• Aim of the task:
Your copy starts at the line containing "Decode this image" and ends at the last line of the material below. Reproduce those lines exactly, with no pictures.

• Exercise materials:
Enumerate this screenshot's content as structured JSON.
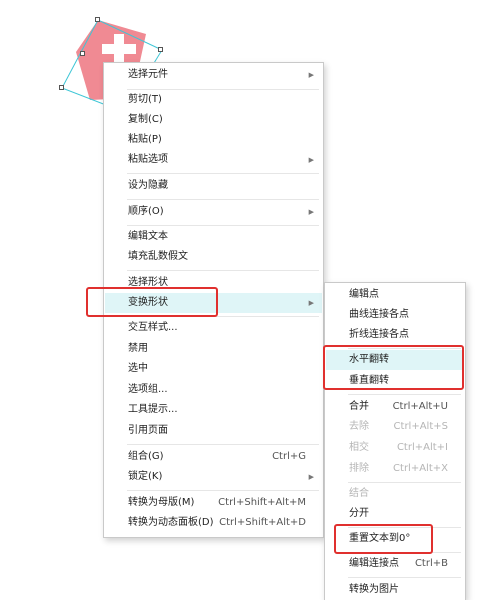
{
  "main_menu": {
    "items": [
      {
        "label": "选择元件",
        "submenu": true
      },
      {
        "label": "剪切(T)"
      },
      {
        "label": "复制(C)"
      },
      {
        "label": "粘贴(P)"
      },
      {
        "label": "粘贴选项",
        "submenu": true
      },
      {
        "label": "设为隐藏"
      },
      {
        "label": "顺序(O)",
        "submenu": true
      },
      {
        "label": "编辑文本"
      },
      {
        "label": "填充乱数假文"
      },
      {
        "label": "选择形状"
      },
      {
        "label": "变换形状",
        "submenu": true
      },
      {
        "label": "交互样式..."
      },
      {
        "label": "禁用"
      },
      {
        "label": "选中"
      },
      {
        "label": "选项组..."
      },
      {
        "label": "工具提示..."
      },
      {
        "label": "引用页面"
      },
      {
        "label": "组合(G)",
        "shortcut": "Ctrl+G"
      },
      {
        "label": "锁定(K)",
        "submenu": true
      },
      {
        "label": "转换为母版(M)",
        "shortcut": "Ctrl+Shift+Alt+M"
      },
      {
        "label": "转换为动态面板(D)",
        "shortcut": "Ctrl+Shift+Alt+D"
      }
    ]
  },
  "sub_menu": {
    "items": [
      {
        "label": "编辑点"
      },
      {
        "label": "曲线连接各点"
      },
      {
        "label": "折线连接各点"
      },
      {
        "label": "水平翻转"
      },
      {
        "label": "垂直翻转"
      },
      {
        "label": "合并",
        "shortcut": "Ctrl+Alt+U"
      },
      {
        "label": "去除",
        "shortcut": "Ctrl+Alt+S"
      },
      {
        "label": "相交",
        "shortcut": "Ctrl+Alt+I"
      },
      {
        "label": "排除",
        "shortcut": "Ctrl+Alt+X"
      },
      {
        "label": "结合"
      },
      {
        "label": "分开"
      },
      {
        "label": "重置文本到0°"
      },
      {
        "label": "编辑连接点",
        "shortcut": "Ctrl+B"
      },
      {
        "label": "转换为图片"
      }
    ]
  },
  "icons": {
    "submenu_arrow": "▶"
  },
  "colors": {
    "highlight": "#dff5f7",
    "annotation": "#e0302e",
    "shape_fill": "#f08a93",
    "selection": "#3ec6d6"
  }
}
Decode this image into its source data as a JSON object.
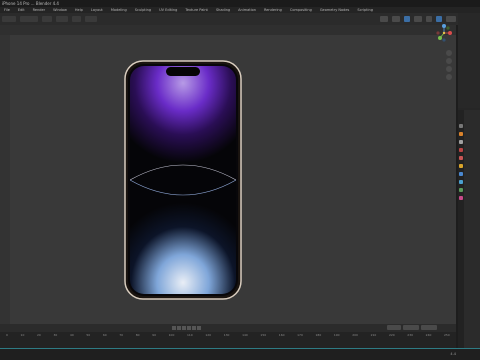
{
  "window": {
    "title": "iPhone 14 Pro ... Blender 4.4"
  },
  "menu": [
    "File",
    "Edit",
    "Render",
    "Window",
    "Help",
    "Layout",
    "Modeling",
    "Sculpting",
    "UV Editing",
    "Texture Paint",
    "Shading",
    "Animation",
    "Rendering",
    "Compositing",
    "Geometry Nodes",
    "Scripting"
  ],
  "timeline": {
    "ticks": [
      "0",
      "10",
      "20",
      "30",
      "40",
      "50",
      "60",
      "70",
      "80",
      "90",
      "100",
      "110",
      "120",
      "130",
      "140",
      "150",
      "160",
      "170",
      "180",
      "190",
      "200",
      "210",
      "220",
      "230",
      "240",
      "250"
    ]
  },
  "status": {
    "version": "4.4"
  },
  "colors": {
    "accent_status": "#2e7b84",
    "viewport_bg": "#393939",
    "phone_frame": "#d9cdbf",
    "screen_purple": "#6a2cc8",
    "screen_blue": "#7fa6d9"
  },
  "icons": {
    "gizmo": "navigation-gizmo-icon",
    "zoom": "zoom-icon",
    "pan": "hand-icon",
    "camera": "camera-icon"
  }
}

• Completed exercise:
Decode this image into its source data as a JSON object.
{
  "window": {
    "title": "iPhone 14 Pro ... Blender 4.4"
  },
  "menu": [
    "File",
    "Edit",
    "Render",
    "Window",
    "Help",
    "Layout",
    "Modeling",
    "Sculpting",
    "UV Editing",
    "Texture Paint",
    "Shading",
    "Animation",
    "Rendering",
    "Compositing",
    "Geometry Nodes",
    "Scripting"
  ],
  "timeline": {
    "ticks": [
      "0",
      "10",
      "20",
      "30",
      "40",
      "50",
      "60",
      "70",
      "80",
      "90",
      "100",
      "110",
      "120",
      "130",
      "140",
      "150",
      "160",
      "170",
      "180",
      "190",
      "200",
      "210",
      "220",
      "230",
      "240",
      "250"
    ]
  },
  "status": {
    "version": "4.4"
  },
  "colors": {
    "accent_status": "#2e7b84",
    "viewport_bg": "#393939",
    "phone_frame": "#d9cdbf",
    "screen_purple": "#6a2cc8",
    "screen_blue": "#7fa6d9"
  },
  "icons": {
    "gizmo": "navigation-gizmo-icon",
    "zoom": "zoom-icon",
    "pan": "hand-icon",
    "camera": "camera-icon"
  }
}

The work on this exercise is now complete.